Jazz trumpeter, composer, and bandleader Dizzy Gillespie (October 21, 1917–January 6, 1993) first gained fame in the early 1940s, but he had such talent and staying power that he was still a dynamic presence on the music scene five decades later. Gillespie was only twenty-two when he joined Cab Calloway’s legendary big band in 1939, yet the maturity of his playing was already undeniable. His solos enlivened many of Calloway’s recordings, and Gillespie’s innovative arrangements laid the groundwork for his future experiments in rhythm and composition. After meeting saxophonist Charlie Parker in Kansas City in 1940, Gillespie joined Parker, pianist Thelonious Monk, and other young musicians in freewheeling jam sessions that spawned the new, energetic form of jazz known as bebop. Emerging rapidly as one of bebop’s greatest practitioners, Gillespie also played a pivotal role in introducing Afro-Cuban jazz to worldwide audiences. He toured extensively and was hailed as modern jazz’s most ebullient ambassador.
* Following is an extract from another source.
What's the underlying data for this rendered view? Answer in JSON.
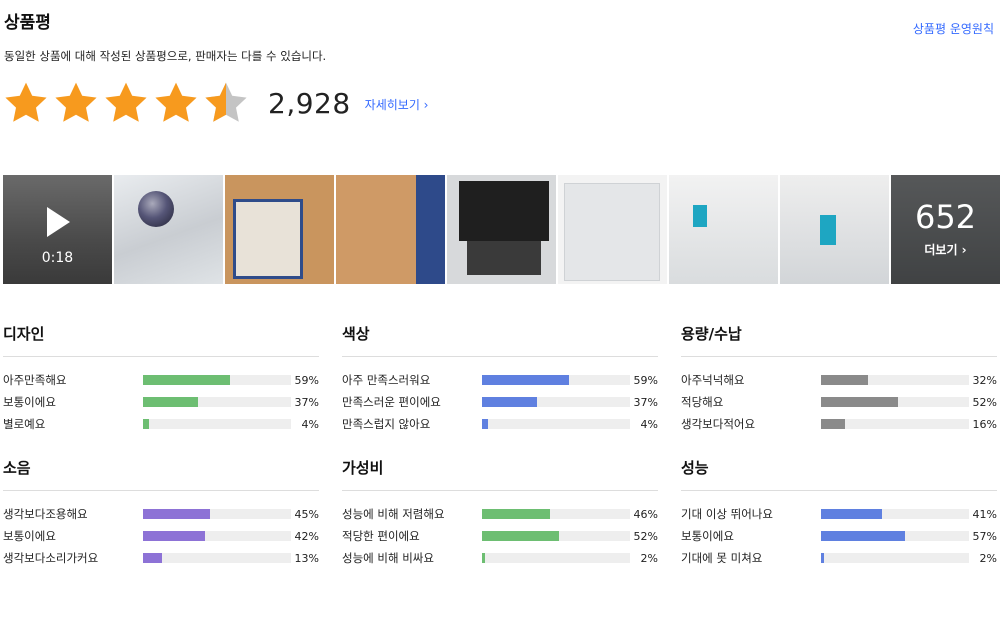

In 1948 photographer Herman Leonard (1923–2010) opened his first studio in New York City’s Greenwich Village. His timing could not have been better, at least as far as jazz was concerned. The swing era, with its big bands and full orchestrations, was giving way to small ensembles experimenting with bebop and cool jazz. Now, instead of dancing to the music, patrons sat and listened as groundbreaking musicians like Dizzy Gillespie created musical “conversations” through inspired improvisation. Leonard’s personal infatuation with jazz led him to haunt the city’s smoky clubs and crowded nightspots, including the Royal Roost. There, armed with his bulky Speed Graphic camera, Leonard captured this evocative image of Dizzy Gillespie in performance in 1948.